**Work task:**
Given the records that follow, return each one verbatim.

[Source records]
+ + + +
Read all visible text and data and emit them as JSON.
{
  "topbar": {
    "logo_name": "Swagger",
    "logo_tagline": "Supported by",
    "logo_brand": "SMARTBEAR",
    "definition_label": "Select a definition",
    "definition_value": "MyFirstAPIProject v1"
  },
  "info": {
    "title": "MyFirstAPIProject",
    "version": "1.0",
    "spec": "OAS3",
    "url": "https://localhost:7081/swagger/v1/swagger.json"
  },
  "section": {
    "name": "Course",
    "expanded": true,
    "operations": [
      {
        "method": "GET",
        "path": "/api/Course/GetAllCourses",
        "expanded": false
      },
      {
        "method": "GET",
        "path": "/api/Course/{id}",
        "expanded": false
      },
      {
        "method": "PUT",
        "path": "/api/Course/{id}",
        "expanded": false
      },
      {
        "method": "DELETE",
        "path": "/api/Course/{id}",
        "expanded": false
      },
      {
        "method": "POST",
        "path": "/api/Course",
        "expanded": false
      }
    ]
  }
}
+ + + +
**Answer to the problem:**
Read all visible text and data and emit them as JSON.
{
  "topbar": {
    "logo_name": "Swagger",
    "logo_tagline": "Supported by",
    "logo_brand": "SMARTBEAR",
    "definition_label": "Select a definition",
    "definition_value": "MyFirstAPIProject v1"
  },
  "info": {
    "title": "MyFirstAPIProject",
    "version": "1.0",
    "spec": "OAS3",
    "url": "https://localhost:7081/swagger/v1/swagger.json"
  },
  "section": {
    "name": "Course",
    "expanded": true,
    "operations": [
      {
        "method": "GET",
        "path": "/api/Course/GetAllCourses",
        "expanded": false
      },
      {
        "method": "GET",
        "path": "/api/Course/{id}",
        "expanded": false
      },
      {
        "method": "PUT",
        "path": "/api/Course/{id}",
        "expanded": false
      },
      {
        "method": "DELETE",
        "path": "/api/Course/{id}",
        "expanded": false
      },
      {
        "method": "POST",
        "path": "/api/Course",
        "expanded": false
      }
    ]
  }
}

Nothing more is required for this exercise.